The quotes given above, from authorities working in the radiocarbon dating field, show that even without invoking major changes in the past there are good reasons to be very sceptical about radiocarbon dates. Radiocarbon Dating is useful to compare the relative ages of equivalent samples where it is likely the samples have all been exposed to similar environmental conditions.
The trick is that radioactive carbon is continually replenished in a complex reaction that involves high-energy cosmic rays striking the upper atmosphere.
In this process, nitrogen 7 protons and 7 neutrons gains a neutron and loses a proton, producing carbon 6 protons and 8 neutrons. The proportion of carbon to carbon in the atmosphere therefore remains relatively stable at about 1. One of the implied assumptions in radiocarbon dating is that levels of atmospheric carbon have remained constant over time.
This turns out not to be exactly true, and so there is an inherent error between a raw "radiocarbon date" and the true calendar date. To correct for this, scientists have compared radiocarbon dates from objects who's age is known by other means, such as artifacts from Egyptian tombs, and growth rings from ancient trees.

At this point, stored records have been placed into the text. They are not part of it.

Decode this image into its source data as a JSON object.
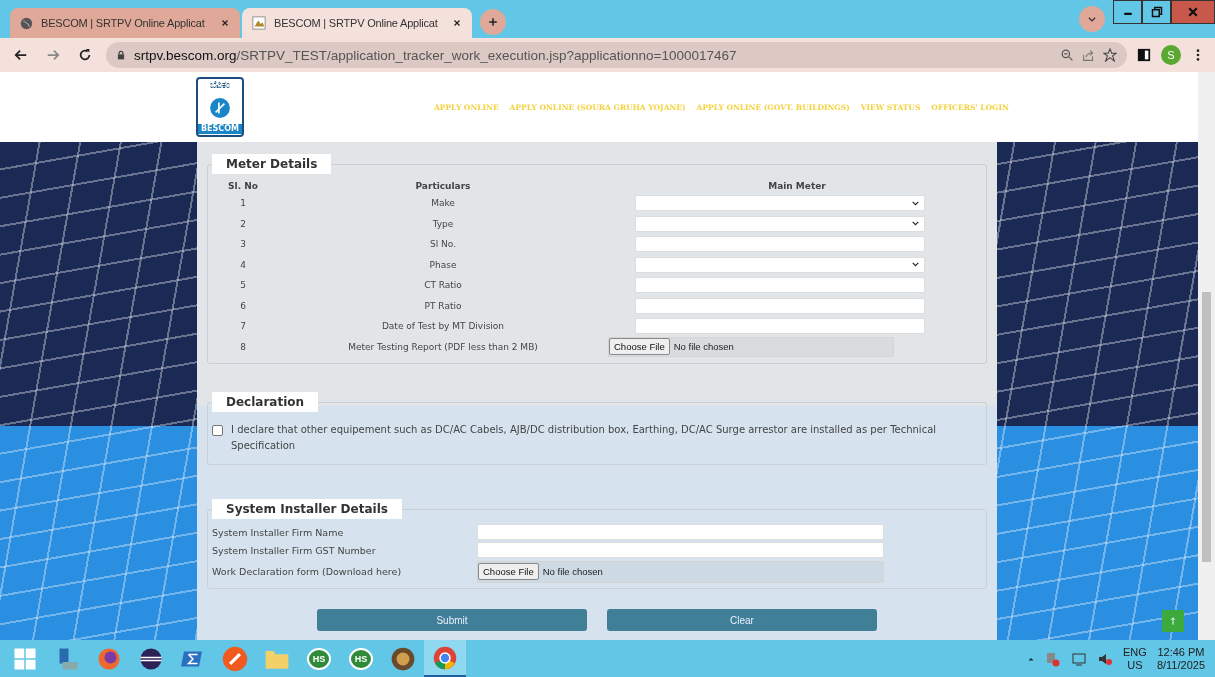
{
  "browser": {
    "tabs": [
      {
        "title": "BESCOM | SRTPV Online Applicat",
        "selected": false,
        "kind": "globe"
      },
      {
        "title": "BESCOM | SRTPV Online Applicat",
        "selected": true,
        "kind": "image"
      }
    ],
    "address": {
      "host": "srtpv.bescom.org",
      "path": "/SRTPV_TEST/application_tracker_work_execution.jsp?applicationno=1000017467"
    },
    "profile": "S"
  },
  "header": {
    "logo_top": "ಬೆವಿಕಂ",
    "logo_bottom": "BESCOM",
    "nav": [
      "APPLY ONLINE",
      "APPLY ONLINE (SOURA GRUHA YOJANE)",
      "APPLY ONLINE (GOVT. BUILDINGS)",
      "VIEW STATUS",
      "OFFICERS' LOGIN"
    ]
  },
  "meter_details": {
    "legend": "Meter Details",
    "columns": [
      "Sl. No",
      "Particulars",
      "Main Meter"
    ],
    "rows": [
      {
        "sl": "1",
        "particular": "Make",
        "kind": "select"
      },
      {
        "sl": "2",
        "particular": "Type",
        "kind": "select"
      },
      {
        "sl": "3",
        "particular": "Sl No.",
        "kind": "text"
      },
      {
        "sl": "4",
        "particular": "Phase",
        "kind": "select"
      },
      {
        "sl": "5",
        "particular": "CT Ratio",
        "kind": "text"
      },
      {
        "sl": "6",
        "particular": "PT Ratio",
        "kind": "text"
      },
      {
        "sl": "7",
        "particular": "Date of Test by MT Division",
        "kind": "text"
      },
      {
        "sl": "8",
        "particular": "Meter Testing Report (PDF less than 2 MB)",
        "kind": "file",
        "button": "Choose File",
        "status": "No file chosen"
      }
    ]
  },
  "declaration": {
    "legend": "Declaration",
    "checked": false,
    "text": "I declare that other equipement such as DC/AC Cabels, AJB/DC distribution box, Earthing, DC/AC Surge arrestor are installed as per Technical Specification"
  },
  "installer": {
    "legend": "System Installer Details",
    "rows": [
      {
        "label": "System Installer Firm Name",
        "kind": "text"
      },
      {
        "label": "System Installer Firm GST Number",
        "kind": "text"
      },
      {
        "label": "Work Declaration form (Download here)",
        "kind": "file",
        "button": "Choose File",
        "status": "No file chosen"
      }
    ]
  },
  "buttons": [
    "Submit",
    "Clear"
  ],
  "taskbar": {
    "apps": [
      {
        "kind": "windows",
        "selected": false
      },
      {
        "kind": "files",
        "selected": false
      },
      {
        "kind": "firefox",
        "selected": false
      },
      {
        "kind": "eclipse",
        "selected": false
      },
      {
        "kind": "shell",
        "selected": false
      },
      {
        "kind": "pen",
        "selected": false
      },
      {
        "kind": "folder",
        "selected": false
      },
      {
        "kind": "hs",
        "label": "HS",
        "selected": false
      },
      {
        "kind": "hs",
        "label": "HS",
        "selected": false
      },
      {
        "kind": "gear",
        "selected": false
      },
      {
        "kind": "chrome",
        "selected": true
      }
    ],
    "lang": "ENG",
    "region": "US",
    "time": "12:46 PM",
    "date": "8/11/2025"
  }
}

In this way, calibration tables have been developed that eliminate the discrepancy. Despite its usefulness, radiocarbon dating has a number of limitations. First, the older the object, the less carbon there is to measure. Radiocarbon dating is therefore limited to objects that are younger than 50, to 60, years or so.
- Radiocarbon dating

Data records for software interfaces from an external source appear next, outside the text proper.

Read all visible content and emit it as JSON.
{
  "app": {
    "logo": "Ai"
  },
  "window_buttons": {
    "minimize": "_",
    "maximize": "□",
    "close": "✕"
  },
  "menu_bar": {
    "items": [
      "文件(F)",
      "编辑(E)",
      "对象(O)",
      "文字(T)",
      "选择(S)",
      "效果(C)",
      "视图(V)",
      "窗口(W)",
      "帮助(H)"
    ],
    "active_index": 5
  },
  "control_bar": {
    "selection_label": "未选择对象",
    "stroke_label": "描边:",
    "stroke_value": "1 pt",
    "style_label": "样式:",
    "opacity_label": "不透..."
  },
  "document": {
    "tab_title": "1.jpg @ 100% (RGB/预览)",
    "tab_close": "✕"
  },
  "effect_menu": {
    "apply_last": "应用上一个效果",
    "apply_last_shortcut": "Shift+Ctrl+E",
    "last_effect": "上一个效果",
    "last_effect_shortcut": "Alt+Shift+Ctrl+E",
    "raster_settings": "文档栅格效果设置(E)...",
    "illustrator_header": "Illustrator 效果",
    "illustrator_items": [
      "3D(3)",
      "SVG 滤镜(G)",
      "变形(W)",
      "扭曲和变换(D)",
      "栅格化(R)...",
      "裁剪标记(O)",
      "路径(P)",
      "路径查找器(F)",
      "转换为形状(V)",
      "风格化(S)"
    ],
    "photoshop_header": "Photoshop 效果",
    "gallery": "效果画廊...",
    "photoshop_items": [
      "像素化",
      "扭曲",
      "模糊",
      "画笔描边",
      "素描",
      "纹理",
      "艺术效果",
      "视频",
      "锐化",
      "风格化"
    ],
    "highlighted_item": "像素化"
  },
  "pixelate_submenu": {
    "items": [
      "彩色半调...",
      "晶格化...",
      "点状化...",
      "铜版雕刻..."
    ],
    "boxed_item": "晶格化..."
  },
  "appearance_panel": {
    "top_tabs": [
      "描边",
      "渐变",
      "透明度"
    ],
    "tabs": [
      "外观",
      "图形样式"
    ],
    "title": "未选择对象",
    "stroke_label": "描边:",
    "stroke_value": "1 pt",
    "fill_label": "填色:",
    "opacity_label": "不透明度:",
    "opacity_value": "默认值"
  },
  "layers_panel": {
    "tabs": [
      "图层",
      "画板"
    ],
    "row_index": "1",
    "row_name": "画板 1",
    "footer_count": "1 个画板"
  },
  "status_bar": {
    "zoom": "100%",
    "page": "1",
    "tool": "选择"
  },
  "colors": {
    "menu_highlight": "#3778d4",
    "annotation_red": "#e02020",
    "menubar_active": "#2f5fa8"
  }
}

Since humans have only existed in the Americas for approximately 12, years, this is not a serious limitation to southwest archaeology. Radiocarbon dating is also susceptible to contamination. If the ground in which an object is buried contains particles of coal or other ancient sources of carbon, radiocarbon testing may indicate that the object is far older than it really is. Conversely, contamination by newer plant matter carried by flowing water or intruding plant roots may result in a date that is much too young.
The numbers refer to the atomic weight, so Carbon has 6 protons and 6 neutrons, Carbon has 6 protons and 7 neutrons, and Carbon has 6 protons and 8 neutrons. Radiocarbon is produced in the upper atmosphere after Nitrogen isotopes have been impacted by cosmic radiation. Radiocarbon is then taken in by plants through photosynthesis, and these plants in turn are consumed by all the organisms on the planet.
So every living thing has a certain amount of radiocarbon within them. After an organism dies, the radiocarbon decreases through a regular pattern of decay. This is called the half-life of the isotope. Half-lives vary according to the isotope, for example, Uranium has a half-life of million years where as Nitrogen has a half-life of 4.
When Libby was first determining radiocarbon dates, he found that before BC his dates were earlier than calendar dates. He had assumed that amounts of Carbon in the atmosphere had remained constant through time.
In fact, levels of Carbon have varied in the atmosphere through time. Therefore, radiocarbon dates need to be calibrated with other dating techniques to ensure accuracy.
What are the pros and cons of radioactive dating?
Plants are not the only organism that can process Carbon from the air. Since plankton is the foundation of the marine food chain, Carbon is spread throughout aquatic life.
In recognition of this problem archaeologists have developed regional reservoir correction rates based on ocean bottom topography, water temperature, coastline shape and paired samples of terrestrial and marine objects found together in an archaeological feature such as a hearth.